Section II: 30-Day Scale Cycle

Using the skills developed in Section I’s repetitions, now it is time to vary your scale work in every possible fashion, while still working with the original scale form as a base. In each method listed here, the timeframe is 30 days from start to finish. There are 30 variations provided, and the 30 scales used are: 12 Major, 12 Combined Minor, 2 Wholetone, 3 Diminished, and the chromatic scale. There are essentially three ways to work with this rotation and I recommend them equally, perhaps, one to be accomplished after the others. First, you can play every variation every day with the same scale throughout. Thus, you will play the same scale thirty times! This allows for a direct introduction to the variations. The second method is to play through all the scales on a single variation each day. This allows you to get through all your scales on a daily basis while at the same time more gradually introducing you to the variations. Finally, there is a different scale on a different variation every day. Some sample charts as to how these days would develop are provided here. This third method is the most varied method on a daily basis and as such, I would recommend be used last. However, in all cases, at the end of 30 days you will have worked through all of your scales in nearly every possible fashion.

Section III: 42 Diatonic, Wholetone and Diminished Patterns

Here we have ever more demanding scale patterns that focus on the primary diatonic scales as well as the wholetone and diminished scales. These are all constructed purely melodically to incorporate as many useful configurations of notes as possible. At the outset, scales are rapidly worked through on a measure-by-measure basis, others focus on one key area for greater lengths of time. You may find – at least at the start- that it is helpful to have the music in front of you but then move away from it and make the pattern transformations happen in your mind, if that works for you then please do so. Some students plainly learn these more thoroughly with the music in front of them right to the finish. As mentioned earlier, set a goal tempo and timeframe with which you will be working with each pattern. Once you feel you have a consistent and well-learned handle on each pattern, check it off and continue through. Budget a greater amount of time the further you get through these.

Section IV: Chromatic Groupings

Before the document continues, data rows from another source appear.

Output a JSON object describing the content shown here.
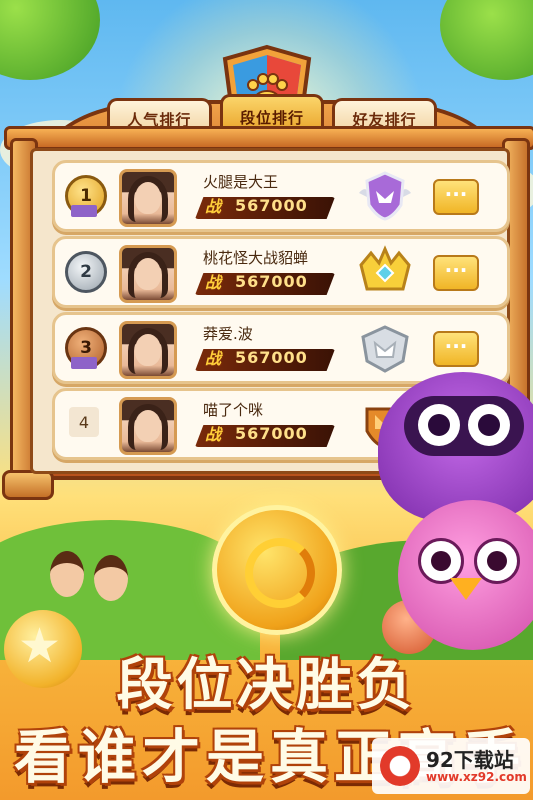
{
  "tabs": [
    {
      "label": "人气排行",
      "active": false
    },
    {
      "label": "段位排行",
      "active": true
    },
    {
      "label": "好友排行",
      "active": false
    }
  ],
  "leaderboard": [
    {
      "rank": "1",
      "medal": "gold",
      "name": "火腿是大王",
      "score_tag": "战",
      "score": "567000",
      "badge": "purple-winged-badge-icon"
    },
    {
      "rank": "2",
      "medal": "silver",
      "name": "桃花怪大战貂蝉",
      "score_tag": "战",
      "score": "567000",
      "badge": "gold-crown-badge-icon"
    },
    {
      "rank": "3",
      "medal": "bronze",
      "name": "莽爱.波",
      "score_tag": "战",
      "score": "567000",
      "badge": "silver-badge-icon"
    },
    {
      "rank": "4",
      "medal": "none",
      "name": "喵了个咪",
      "score_tag": "战",
      "score": "567000",
      "badge": "bronze-badge-icon"
    }
  ],
  "banner": {
    "line1": "段位决胜负",
    "line2": "看谁才是真正高手"
  },
  "watermark": {
    "name": "92下载站",
    "url": "www.xz92.com"
  },
  "colors": {
    "wood": "#c8641e",
    "row_bg": "#fffaf0",
    "score_text": "#ffe08a",
    "title_stroke": "#b0420a"
  }
}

Obviously, the possibilities for chromatic patterns are nearly endless. Here, I have endeavored to choose some patterns of tetrachords and hexachords that you likely haven’t encountered in any scale book, you will find in more chromatic repertoire, and which can form effective examples for your own further develop of unique chromatic patterns. For those already working on repertoire with a great chromatic emphasis, feel free to add one of these patterns in to your current work with the previous sections. Thus, this final section need not be practiced last and in fact will be more beneficial if worked in gradually with the more diatonic and modal work that precedes it.

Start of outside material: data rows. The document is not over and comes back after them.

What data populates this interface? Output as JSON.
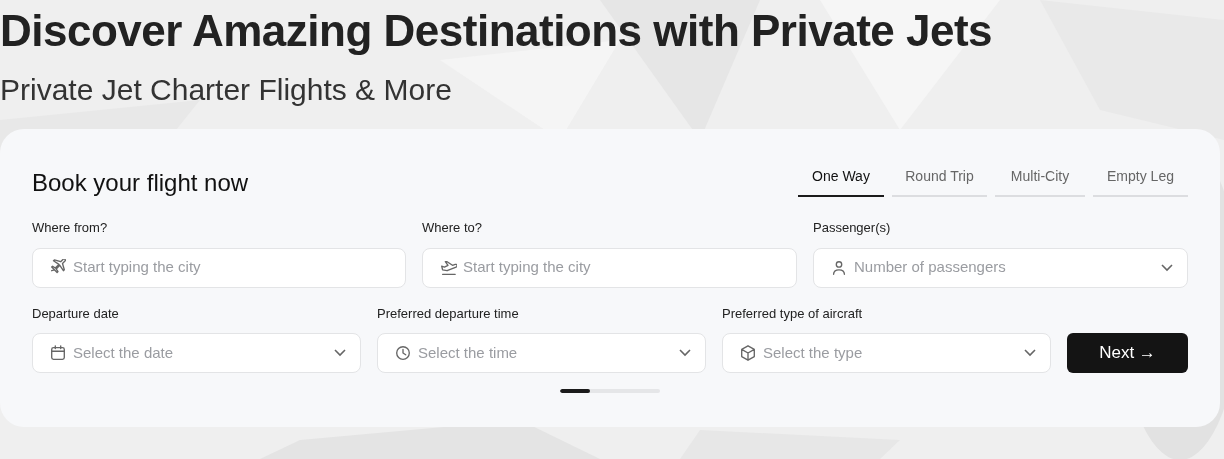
{
  "hero": {
    "title": "Discover Amazing Destinations with Private Jets",
    "subtitle": "Private Jet Charter Flights & More"
  },
  "booking": {
    "title": "Book your flight now",
    "tabs": [
      {
        "label": "One Way",
        "selected": true
      },
      {
        "label": "Round Trip",
        "selected": false
      },
      {
        "label": "Multi-City",
        "selected": false
      },
      {
        "label": "Empty Leg",
        "selected": false
      }
    ],
    "rows": [
      [
        {
          "label": "Where from?",
          "placeholder": "Start typing the city",
          "kind": "input"
        },
        {
          "label": "Where to?",
          "placeholder": "Start typing the city",
          "kind": "input"
        },
        {
          "label": "Passenger(s)",
          "placeholder": "Number of passengers",
          "kind": "select"
        }
      ],
      [
        {
          "label": "Departure date",
          "placeholder": "Select the date",
          "kind": "select"
        },
        {
          "label": "Preferred departure time",
          "placeholder": "Select the time",
          "kind": "select"
        },
        {
          "label": "Preferred type of aircraft",
          "placeholder": "Select the type",
          "kind": "select"
        }
      ]
    ],
    "next_button": "Next →",
    "progress": {
      "level": 0.3
    }
  }
}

Any technical exercise is designed to push your limits but also to make the physical aspect of playing the saxophone easier, and thus, free you to perform even the most complicated of music in the most expressive and natural manner possible. Happy practicing and make these books your own!

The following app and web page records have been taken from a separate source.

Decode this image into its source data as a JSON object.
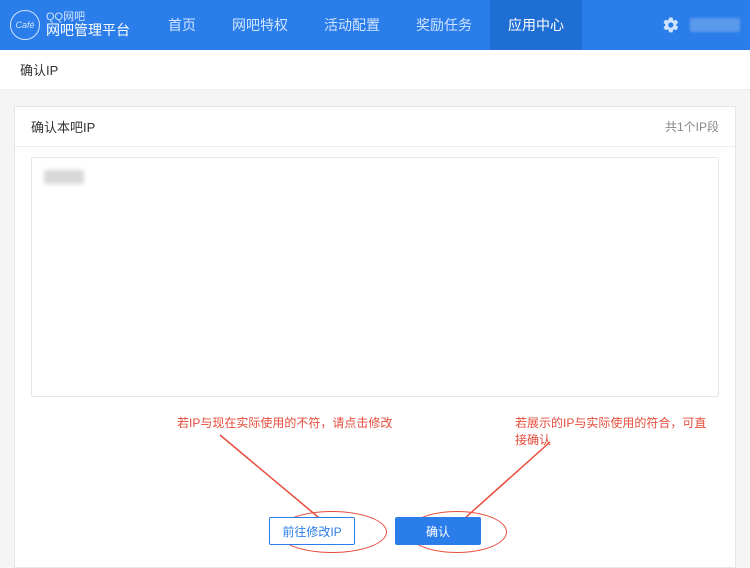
{
  "header": {
    "logo_small": "QQ网吧",
    "logo_big": "网吧管理平台",
    "logo_badge": "Café",
    "nav": [
      "首页",
      "网吧特权",
      "活动配置",
      "奖励任务",
      "应用中心"
    ],
    "active_nav_index": 4
  },
  "sub_bar": {
    "title": "确认IP"
  },
  "panel": {
    "title": "确认本吧IP",
    "count_text": "共1个IP段"
  },
  "buttons": {
    "modify": "前往修改IP",
    "confirm": "确认"
  },
  "annotations": {
    "left": "若IP与现在实际使用的不符，请点击修改",
    "right": "若展示的IP与实际使用的符合，可直接确认"
  }
}
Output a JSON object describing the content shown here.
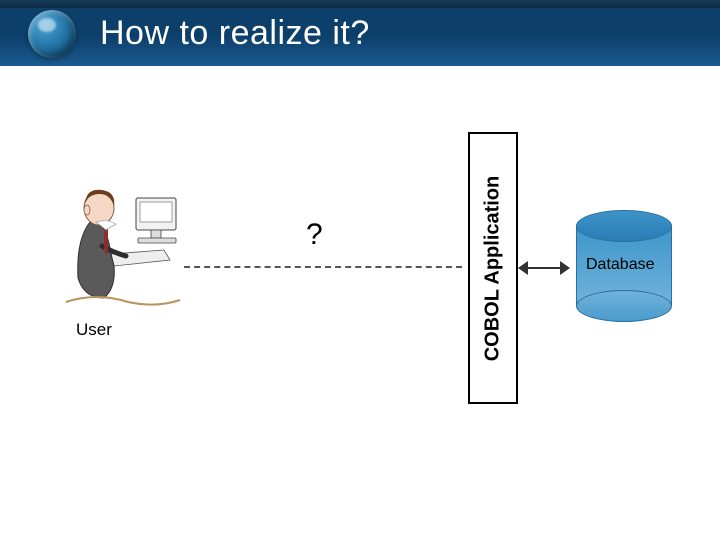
{
  "slide": {
    "title": "How to realize it?",
    "user_label": "User",
    "question": "?",
    "cobol_box_label": "COBOL Application",
    "database_label": "Database"
  }
}
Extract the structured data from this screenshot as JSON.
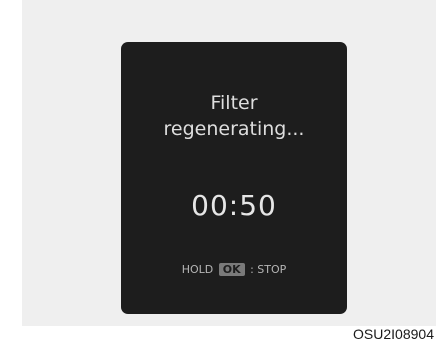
{
  "display": {
    "title_line1": "Filter",
    "title_line2": "regenerating...",
    "timer": "00:50",
    "hint_prefix": "HOLD",
    "hint_key": "OK",
    "hint_suffix": ": STOP"
  },
  "figure_code": "OSU2I08904"
}
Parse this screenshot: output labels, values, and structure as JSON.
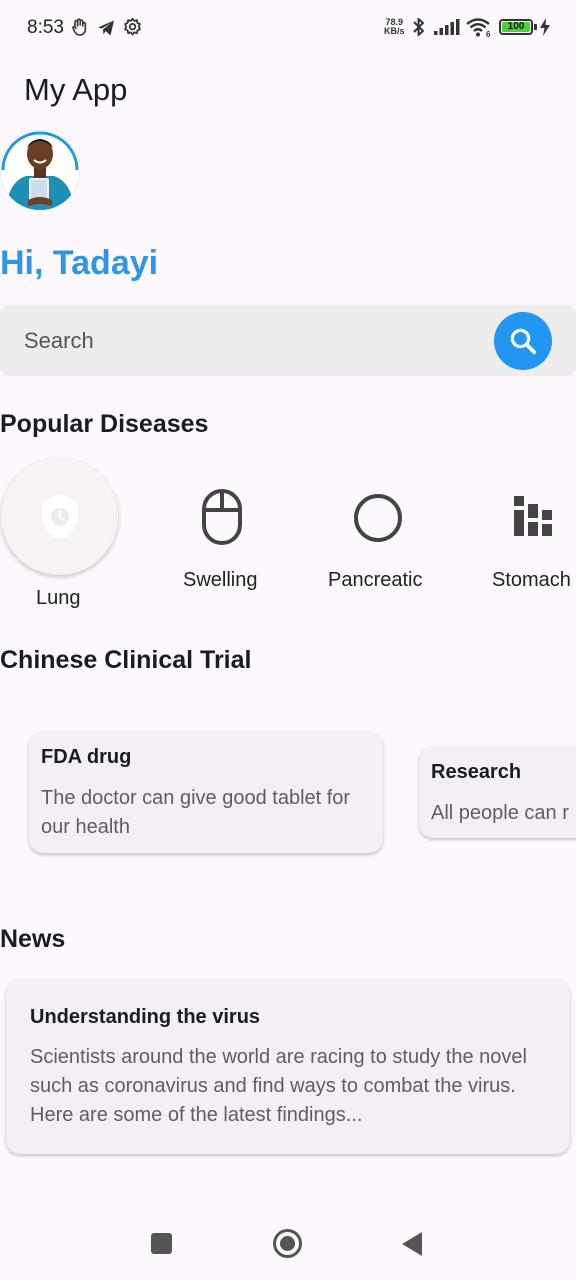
{
  "status_bar": {
    "time": "8:53",
    "net_speed_value": "78.9",
    "net_speed_unit": "KB/s",
    "battery": "100",
    "wifi_badge": "6"
  },
  "app_title": "My App",
  "greeting": "Hi, Tadayi",
  "search": {
    "placeholder": "Search",
    "icon": "search-icon"
  },
  "popular_diseases": {
    "title": "Popular Diseases",
    "items": [
      {
        "label": "Lung",
        "icon": "shield-clock-icon",
        "selected": true
      },
      {
        "label": "Swelling",
        "icon": "mouse-icon"
      },
      {
        "label": "Pancreatic",
        "icon": "circle-icon"
      },
      {
        "label": "Stomach",
        "icon": "bar-chart-icon"
      }
    ]
  },
  "clinical_trial": {
    "title": "Chinese Clinical Trial",
    "cards": [
      {
        "title": "FDA drug",
        "body": "The doctor can give good tablet for our health"
      },
      {
        "title": "Research",
        "body": "All people can r"
      }
    ]
  },
  "news": {
    "title": "News",
    "items": [
      {
        "title": "Understanding the virus",
        "body": "Scientists around the world are racing to study the novel such as coronavirus and find ways to combat the virus. Here are some of the latest findings..."
      }
    ]
  },
  "colors": {
    "accent": "#2196f3",
    "greeting": "#2e96e8",
    "background": "#fdf8fd",
    "card": "#f4eff4"
  },
  "nav": {
    "recents": "square-icon",
    "home": "circle-home-icon",
    "back": "triangle-back-icon"
  }
}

The Chops series of saxophone method books are the first complete update to saxophone fundamentals in several generations and are use throughout the world in both classical and jazz studios. Volumes 1 and 2 have been released and deal with individual fundamentals, Volume 3 will focus entirely on saxophone quartet fundamentals.

Both Volumes are available directly from Conway Publications and can be shipped internationally.

For more information and to make any purchases: https://conway-publications.com